Northland, northern Auckland and Taranaki were bracing for thunderstorms, high winds and possible flight disruptions last night, as much of the rest of the country basked in sunny spring weather.
Air New Zealand warned that some flights in the upper North Island might be affected by forecast winds of more than 110km/h.
"Affected customers who would now like to delay their travel are encouraged to contact the airline at a later date to make these arrangements, rather than calling the contact centre during what's anticipated to be a very busy period," the airline said.
MetService forecaster Tom Adams said severe thunderstorms and wind gusts were expected across the upper North Island west of Tauranga and from Taranaki north.
However, the only damage reported by early evening was a dinghy smashed by a falling tree near Whakaipo Bay on Lake Taupo.
Matthew and Michelle Whitbread-Edwards said a strong wind gust brought the tree down on top of their dinghy just after 2pm.
"We heard this big wind come through and then next minute this huge crash," Michelle said.
The gust also took out the power line to the family's water tank. The wind blew though quickly and eased.
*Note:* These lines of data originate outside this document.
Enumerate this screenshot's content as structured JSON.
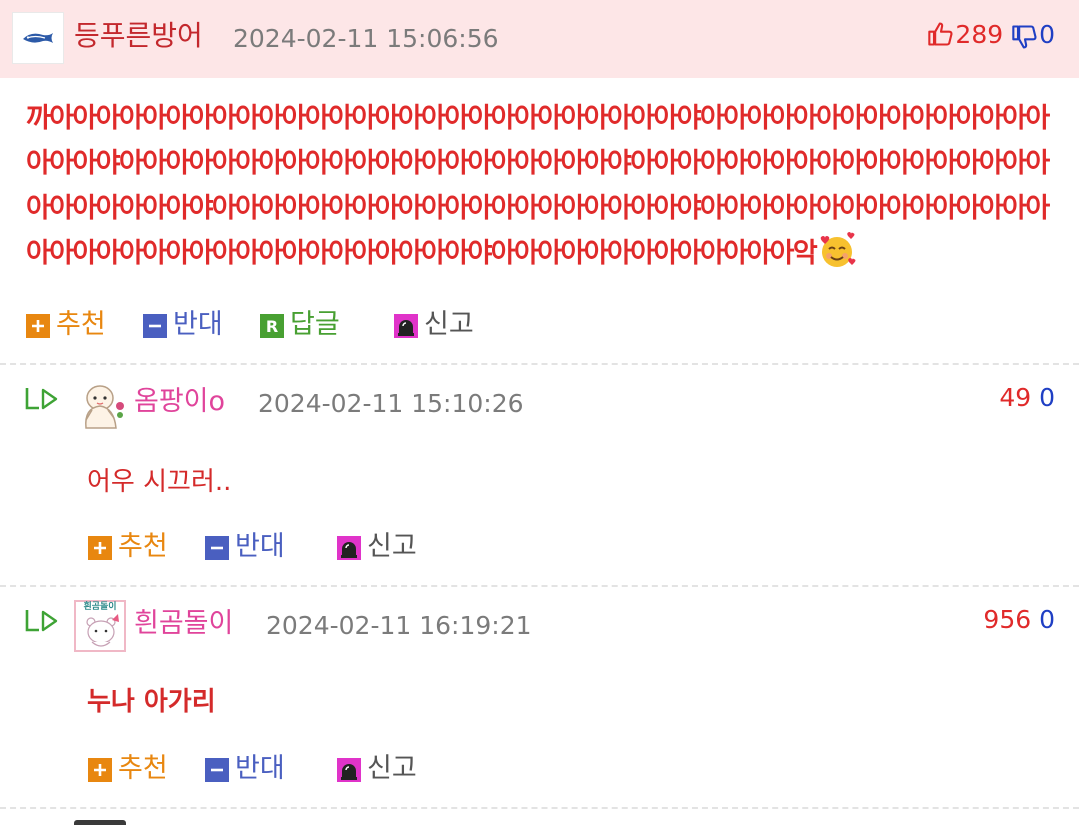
{
  "post": {
    "author": "등푸른방어",
    "timestamp": "2024-02-11 15:06:56",
    "upvotes": "289",
    "downvotes": "0",
    "content": "까아아아아아아아아아아아아아아아아아아아아아아아아아아아야아아아아아아아아아아아아아아아아아아야아아아아아아아아아아아아아아아아아아아아아야아아아아아아아아아아아아아아아아아아아아아아아아아야아아아아아아아아아아아아아아아아아아아아야아아아아아아아아아아아아아아아아아아아아아아아아아아아아아아아아아아야아아아아아아아아아아아아아악",
    "emoji": "smiling-face-with-hearts",
    "actions": {
      "recommend": "추천",
      "oppose": "반대",
      "reply": "답글",
      "report": "신고"
    }
  },
  "comments": [
    {
      "author": "옴팡이o",
      "timestamp": "2024-02-11 15:10:26",
      "upvotes": "49",
      "downvotes": "0",
      "text": "어우 시끄러..",
      "bold": false,
      "avatar_caption": "",
      "actions": {
        "recommend": "추천",
        "oppose": "반대",
        "report": "신고"
      }
    },
    {
      "author": "흰곰돌이",
      "timestamp": "2024-02-11 16:19:21",
      "upvotes": "956",
      "downvotes": "0",
      "text": "누나 아가리",
      "bold": true,
      "avatar_caption": "흰곰돌이",
      "actions": {
        "recommend": "추천",
        "oppose": "반대",
        "report": "신고"
      }
    }
  ],
  "colors": {
    "header_bg": "#fde6e7",
    "vote_red": "#e02a2a",
    "vote_blue": "#1f3fc4",
    "author_main": "#c3282d",
    "author_comment": "#e0449b",
    "recommend": "#e88710",
    "oppose": "#4a5fc0",
    "reply": "#48a032",
    "report": "#555555",
    "reply_arrow": "#3ea335"
  },
  "icons": {
    "post_avatar": "fish-icon",
    "upvote": "thumbs-up-icon",
    "downvote": "thumbs-down-icon",
    "recommend": "plus-icon",
    "oppose": "minus-icon",
    "reply": "reply-r-icon",
    "report": "siren-icon",
    "comment_indicator": "reply-arrow-icon"
  }
}
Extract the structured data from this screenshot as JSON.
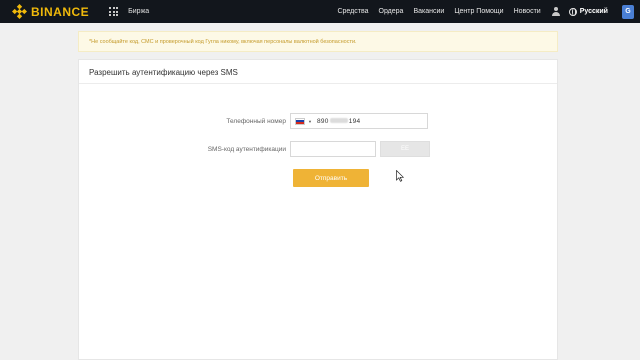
{
  "header": {
    "brand": "BINANCE",
    "birzha": "Биржа",
    "nav": [
      "Средства",
      "Ордера",
      "Вакансии",
      "Центр Помощи",
      "Новости"
    ],
    "language": "Русский",
    "translate_glyph": "G"
  },
  "warning": {
    "text": "*Не сообщайте код, СМС и проверочный код Гугла никому, включая персоналы валютной безопасности."
  },
  "panel": {
    "title": "Разрешить аутентификацию через SMS",
    "phone_label": "Телефонный номер",
    "phone_prefix": "890",
    "phone_suffix": "194",
    "sms_label": "SMS-код аутентификации",
    "sms_value": "",
    "send_code_label": "ЕЕ",
    "submit_label": "Отправить"
  },
  "colors": {
    "brand": "#f0b90b",
    "submit": "#efb336",
    "header_bg": "#12161c",
    "warning_text": "#c49a2a",
    "warning_bg": "#fdf9e6"
  },
  "icons": [
    "binance-logo-icon",
    "apps-grid-icon",
    "user-icon",
    "globe-icon",
    "translate-icon",
    "russia-flag-icon",
    "dropdown-caret-icon",
    "mouse-cursor-icon"
  ]
}
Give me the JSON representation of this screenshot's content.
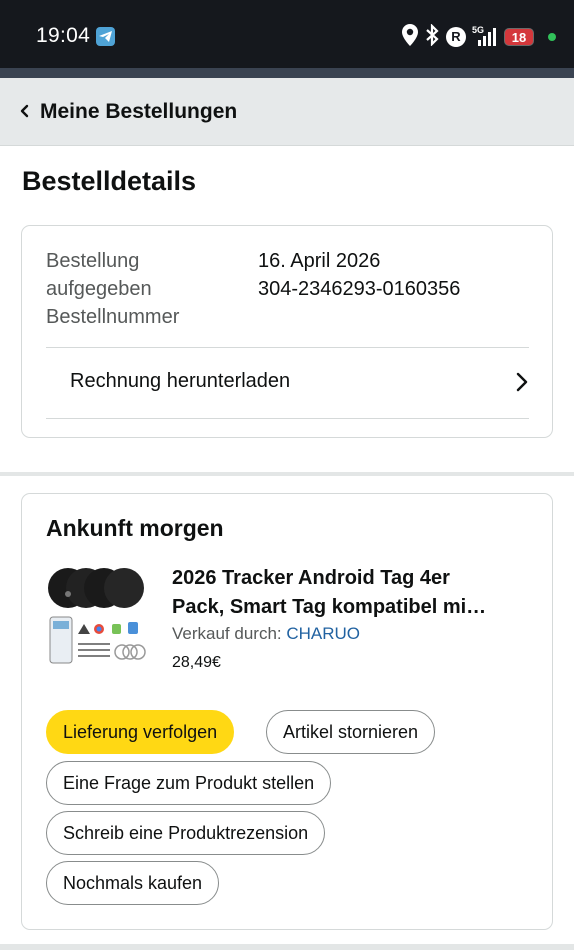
{
  "status_bar": {
    "time": "19:04",
    "battery": "18",
    "network": "5G",
    "icons": [
      "telegram-icon",
      "location-icon",
      "bluetooth-icon",
      "r-icon",
      "signal-icon",
      "battery-icon"
    ]
  },
  "nav": {
    "back_icon": "chevron-left-icon",
    "title": "Meine Bestellungen"
  },
  "page": {
    "title": "Bestelldetails"
  },
  "order_info": {
    "label_line1": "Bestellung",
    "label_line2": "aufgegeben",
    "label_line3": "Bestellnummer",
    "date": "16. April 2026",
    "order_number": "304-2346293-0160356",
    "invoice_label": "Rechnung herunterladen",
    "invoice_icon": "chevron-right-icon"
  },
  "shipment": {
    "heading": "Ankunft morgen",
    "product": {
      "title_line1": "2026 Tracker Android Tag 4er",
      "title_line2": "Pack, Smart Tag kompatibel mi…",
      "seller_prefix": "Verkauf durch: ",
      "seller_name": "CHARUO",
      "price": "28,49€"
    },
    "buttons": {
      "track": "Lieferung verfolgen",
      "cancel": "Artikel stornieren",
      "question": "Eine Frage zum Produkt stellen",
      "review": "Schreib eine Produktrezension",
      "buy_again": "Nochmals kaufen"
    }
  },
  "colors": {
    "status_bar_bg": "#15181d",
    "nav_bg": "#e6e9ea",
    "primary_button": "#ffd814",
    "seller_link": "#2162a1",
    "battery_bg": "#d4373b"
  }
}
Weatherwatch analyst Philip Duncan said isolated thunderstorms and associated wind gusts hit parts of Northland and Whangaparaoa in the early evening but blew over in less than an hour. He expected only temporary effects on aircraft.
"I wouldn't imagine anything big because those thunderstorms are moving around," he said. "Some of the flights will be manoeuvring around them a little bit. That might add a 15- or 20-minute delay in Auckland, and maybe New Plymouth and Hamilton."
Meanwhile Hawke's Bay and other parts of the southern North Island enjoyed sunny spells yesterday, drawing school holiday crowds to local playgrounds.
The MetService said strong winds would continue this morningwith the chance of more thunderstorms, clearing by this evening.